• _Description of the task_
The job is to find each line in the entries holding the string "thumb" and copy that line.
[[ Exercise data, beginning ]]
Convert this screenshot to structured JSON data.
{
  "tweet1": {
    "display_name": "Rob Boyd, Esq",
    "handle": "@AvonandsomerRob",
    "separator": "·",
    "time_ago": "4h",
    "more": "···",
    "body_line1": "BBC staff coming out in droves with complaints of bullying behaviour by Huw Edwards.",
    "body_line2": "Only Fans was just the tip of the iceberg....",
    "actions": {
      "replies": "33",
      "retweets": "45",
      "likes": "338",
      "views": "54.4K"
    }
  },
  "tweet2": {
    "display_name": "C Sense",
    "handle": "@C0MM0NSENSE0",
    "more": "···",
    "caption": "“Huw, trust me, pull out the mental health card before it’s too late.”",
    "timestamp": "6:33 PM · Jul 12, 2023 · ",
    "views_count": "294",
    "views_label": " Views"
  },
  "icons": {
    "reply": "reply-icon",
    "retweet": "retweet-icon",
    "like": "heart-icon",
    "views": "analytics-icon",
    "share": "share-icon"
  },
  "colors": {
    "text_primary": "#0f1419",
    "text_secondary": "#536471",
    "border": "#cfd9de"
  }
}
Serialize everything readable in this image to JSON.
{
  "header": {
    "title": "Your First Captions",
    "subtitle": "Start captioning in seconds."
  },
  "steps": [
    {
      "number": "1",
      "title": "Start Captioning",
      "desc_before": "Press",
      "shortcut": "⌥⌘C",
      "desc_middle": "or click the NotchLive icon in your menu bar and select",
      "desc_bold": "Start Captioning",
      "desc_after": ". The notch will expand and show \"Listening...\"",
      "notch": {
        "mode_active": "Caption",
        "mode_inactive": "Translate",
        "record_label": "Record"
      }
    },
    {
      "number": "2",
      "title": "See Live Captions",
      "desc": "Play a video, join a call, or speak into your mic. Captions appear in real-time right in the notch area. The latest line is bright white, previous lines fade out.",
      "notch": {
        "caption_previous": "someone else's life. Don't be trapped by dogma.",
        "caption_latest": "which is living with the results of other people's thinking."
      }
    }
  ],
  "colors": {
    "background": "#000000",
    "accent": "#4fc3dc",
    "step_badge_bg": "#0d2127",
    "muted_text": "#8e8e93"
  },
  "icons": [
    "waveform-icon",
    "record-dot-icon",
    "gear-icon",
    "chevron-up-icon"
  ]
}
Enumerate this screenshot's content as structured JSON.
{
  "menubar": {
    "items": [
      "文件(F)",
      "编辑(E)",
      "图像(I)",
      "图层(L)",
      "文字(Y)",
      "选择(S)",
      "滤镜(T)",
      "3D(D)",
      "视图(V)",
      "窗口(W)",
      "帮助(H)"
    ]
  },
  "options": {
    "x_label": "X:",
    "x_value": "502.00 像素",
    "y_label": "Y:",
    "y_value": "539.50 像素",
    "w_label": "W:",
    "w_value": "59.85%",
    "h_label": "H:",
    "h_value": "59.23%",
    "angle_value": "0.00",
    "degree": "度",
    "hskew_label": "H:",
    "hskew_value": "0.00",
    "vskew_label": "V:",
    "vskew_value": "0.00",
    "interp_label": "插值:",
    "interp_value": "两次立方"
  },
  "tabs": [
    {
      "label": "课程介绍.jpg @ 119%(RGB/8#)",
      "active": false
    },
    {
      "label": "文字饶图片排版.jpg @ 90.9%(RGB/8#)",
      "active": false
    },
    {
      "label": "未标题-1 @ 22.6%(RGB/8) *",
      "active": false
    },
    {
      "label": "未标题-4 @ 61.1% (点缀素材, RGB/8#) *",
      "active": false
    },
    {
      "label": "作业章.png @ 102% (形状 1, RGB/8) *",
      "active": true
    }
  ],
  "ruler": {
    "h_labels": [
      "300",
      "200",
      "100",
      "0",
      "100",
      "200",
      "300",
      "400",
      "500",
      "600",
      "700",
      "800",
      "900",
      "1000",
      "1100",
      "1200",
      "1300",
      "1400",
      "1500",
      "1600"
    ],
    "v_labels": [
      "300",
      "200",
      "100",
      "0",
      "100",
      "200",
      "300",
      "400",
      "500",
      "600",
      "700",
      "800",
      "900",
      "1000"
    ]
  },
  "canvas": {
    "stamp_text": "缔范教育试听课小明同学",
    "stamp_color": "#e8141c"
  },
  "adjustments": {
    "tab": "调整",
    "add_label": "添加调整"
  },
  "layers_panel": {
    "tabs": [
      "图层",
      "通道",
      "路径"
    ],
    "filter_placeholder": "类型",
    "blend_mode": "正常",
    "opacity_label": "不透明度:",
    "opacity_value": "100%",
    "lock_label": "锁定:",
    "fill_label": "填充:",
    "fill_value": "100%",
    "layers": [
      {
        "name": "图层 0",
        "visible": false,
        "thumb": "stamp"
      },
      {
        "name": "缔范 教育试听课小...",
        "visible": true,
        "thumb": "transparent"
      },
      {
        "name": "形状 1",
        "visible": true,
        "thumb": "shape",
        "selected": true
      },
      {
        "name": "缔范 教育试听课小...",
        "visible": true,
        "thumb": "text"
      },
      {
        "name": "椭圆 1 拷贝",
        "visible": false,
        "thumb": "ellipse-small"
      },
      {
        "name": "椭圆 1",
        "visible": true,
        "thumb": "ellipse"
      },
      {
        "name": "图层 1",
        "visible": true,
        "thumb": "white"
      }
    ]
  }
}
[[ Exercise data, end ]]
• _Completed exercise_
        "thumb": "stamp"
        "thumb": "transparent"
        "thumb": "shape",
        "thumb": "text"
        "thumb": "ellipse-small"
        "thumb": "ellipse"
        "thumb": "white"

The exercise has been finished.